-- EXERCISE DETAILS --
Repeat the data that follows, word for word, without the images.

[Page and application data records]

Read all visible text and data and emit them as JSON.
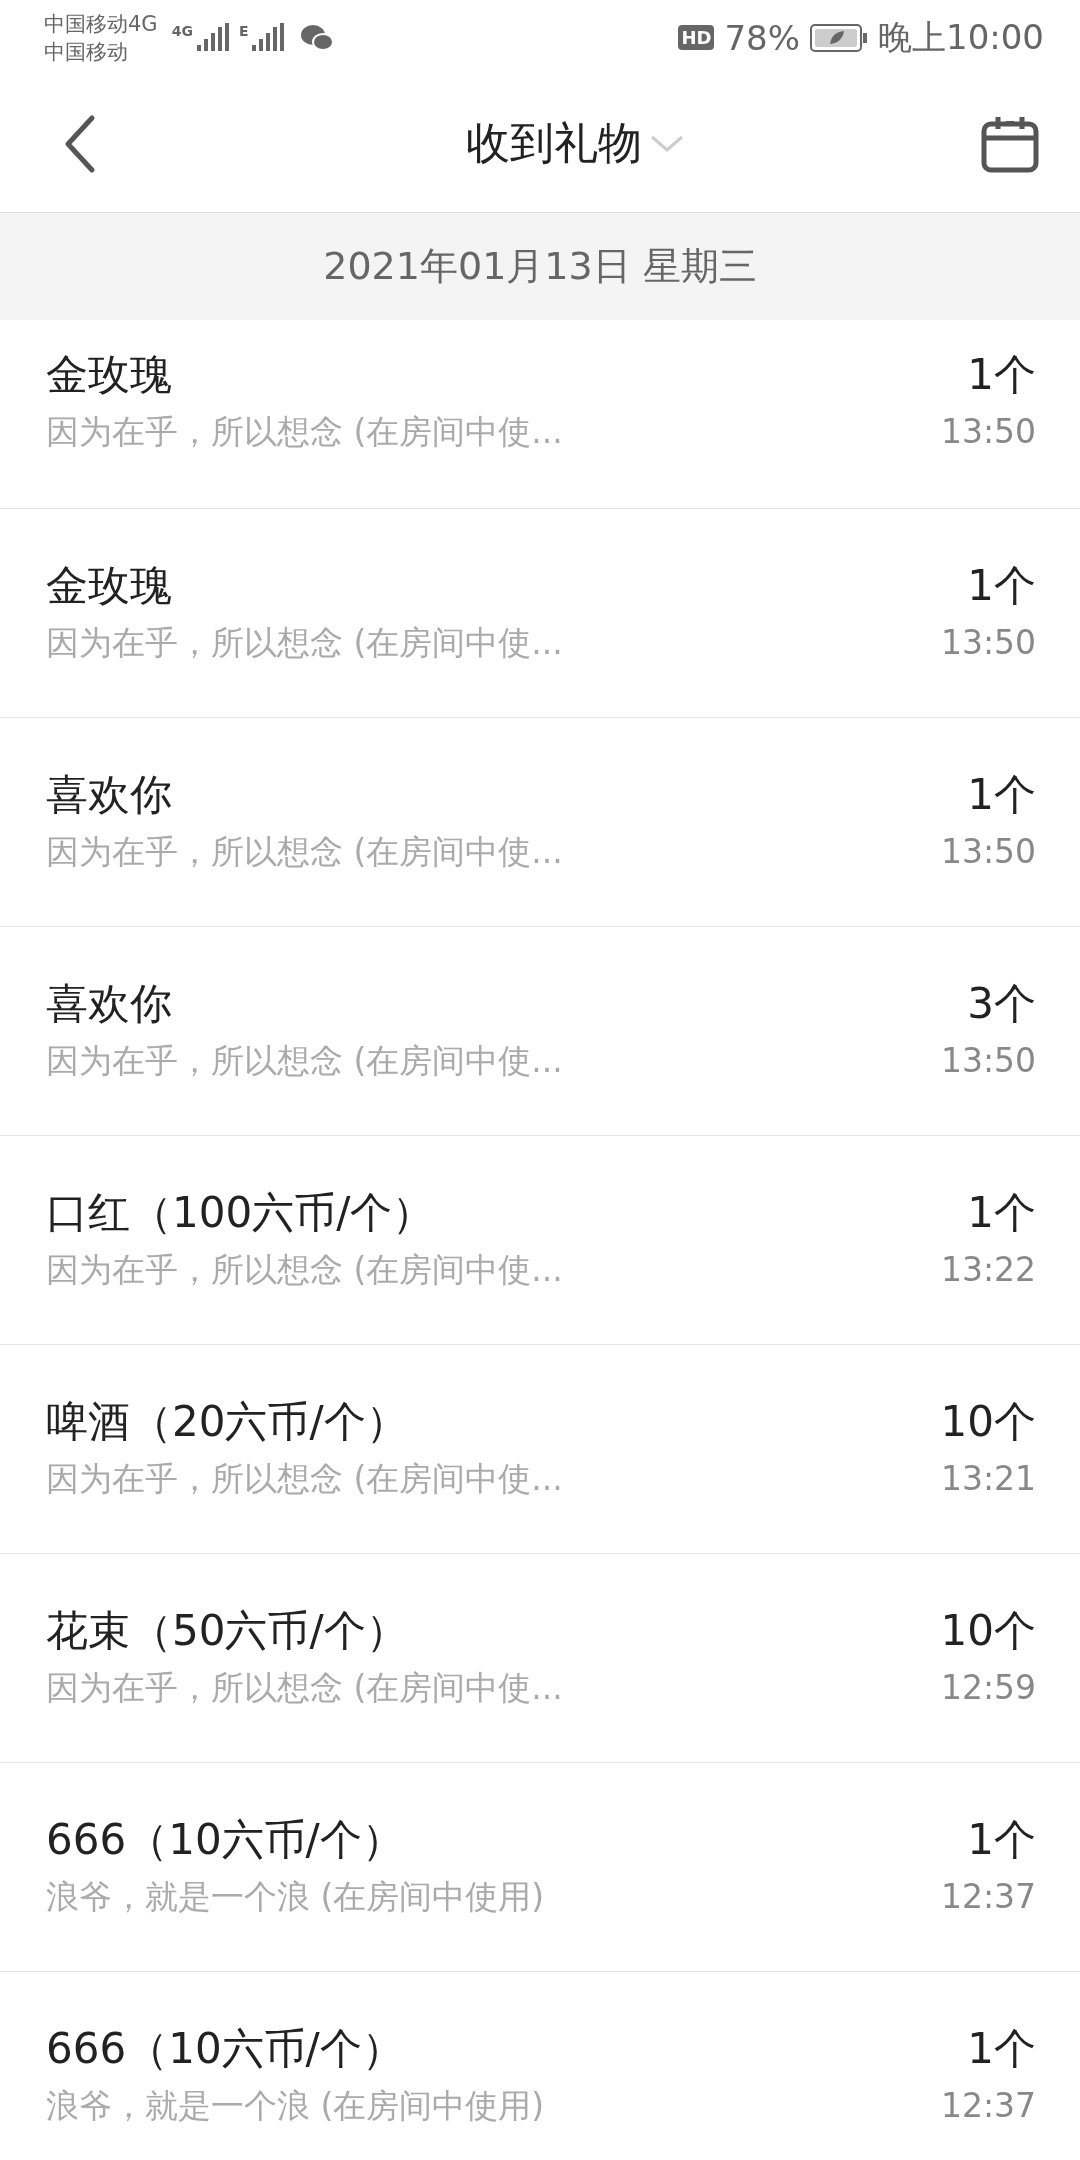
{
  "status_bar": {
    "carrier_1": "中国移动4G",
    "carrier_2": "中国移动",
    "network_1": "4G",
    "network_2": "E",
    "hd": "HD",
    "battery": "78%",
    "time": "晚上10:00"
  },
  "header": {
    "title": "收到礼物"
  },
  "date": "2021年01月13日 星期三",
  "gifts": [
    {
      "name": "金玫瑰",
      "message": "因为在乎，所以想念 (在房间中使...",
      "count": "1个",
      "time": "13:50"
    },
    {
      "name": "金玫瑰",
      "message": "因为在乎，所以想念 (在房间中使...",
      "count": "1个",
      "time": "13:50"
    },
    {
      "name": "喜欢你",
      "message": "因为在乎，所以想念 (在房间中使...",
      "count": "1个",
      "time": "13:50"
    },
    {
      "name": "喜欢你",
      "message": "因为在乎，所以想念 (在房间中使...",
      "count": "3个",
      "time": "13:50"
    },
    {
      "name": "口红（100六币/个）",
      "message": "因为在乎，所以想念 (在房间中使...",
      "count": "1个",
      "time": "13:22"
    },
    {
      "name": "啤酒（20六币/个）",
      "message": "因为在乎，所以想念 (在房间中使...",
      "count": "10个",
      "time": "13:21"
    },
    {
      "name": "花束（50六币/个）",
      "message": "因为在乎，所以想念 (在房间中使...",
      "count": "10个",
      "time": "12:59"
    },
    {
      "name": "666（10六币/个）",
      "message": "浪爷，就是一个浪 (在房间中使用)",
      "count": "1个",
      "time": "12:37"
    },
    {
      "name": "666（10六币/个）",
      "message": "浪爷，就是一个浪 (在房间中使用)",
      "count": "1个",
      "time": "12:37"
    }
  ]
}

-- ANSWER SECTION --
Read all visible text and data and emit them as JSON.
{
  "status_bar": {
    "carrier_1": "中国移动4G",
    "carrier_2": "中国移动",
    "network_1": "4G",
    "network_2": "E",
    "hd": "HD",
    "battery": "78%",
    "time": "晚上10:00"
  },
  "header": {
    "title": "收到礼物"
  },
  "date": "2021年01月13日 星期三",
  "gifts": [
    {
      "name": "金玫瑰",
      "message": "因为在乎，所以想念 (在房间中使...",
      "count": "1个",
      "time": "13:50"
    },
    {
      "name": "金玫瑰",
      "message": "因为在乎，所以想念 (在房间中使...",
      "count": "1个",
      "time": "13:50"
    },
    {
      "name": "喜欢你",
      "message": "因为在乎，所以想念 (在房间中使...",
      "count": "1个",
      "time": "13:50"
    },
    {
      "name": "喜欢你",
      "message": "因为在乎，所以想念 (在房间中使...",
      "count": "3个",
      "time": "13:50"
    },
    {
      "name": "口红（100六币/个）",
      "message": "因为在乎，所以想念 (在房间中使...",
      "count": "1个",
      "time": "13:22"
    },
    {
      "name": "啤酒（20六币/个）",
      "message": "因为在乎，所以想念 (在房间中使...",
      "count": "10个",
      "time": "13:21"
    },
    {
      "name": "花束（50六币/个）",
      "message": "因为在乎，所以想念 (在房间中使...",
      "count": "10个",
      "time": "12:59"
    },
    {
      "name": "666（10六币/个）",
      "message": "浪爷，就是一个浪 (在房间中使用)",
      "count": "1个",
      "time": "12:37"
    },
    {
      "name": "666（10六币/个）",
      "message": "浪爷，就是一个浪 (在房间中使用)",
      "count": "1个",
      "time": "12:37"
    }
  ]
}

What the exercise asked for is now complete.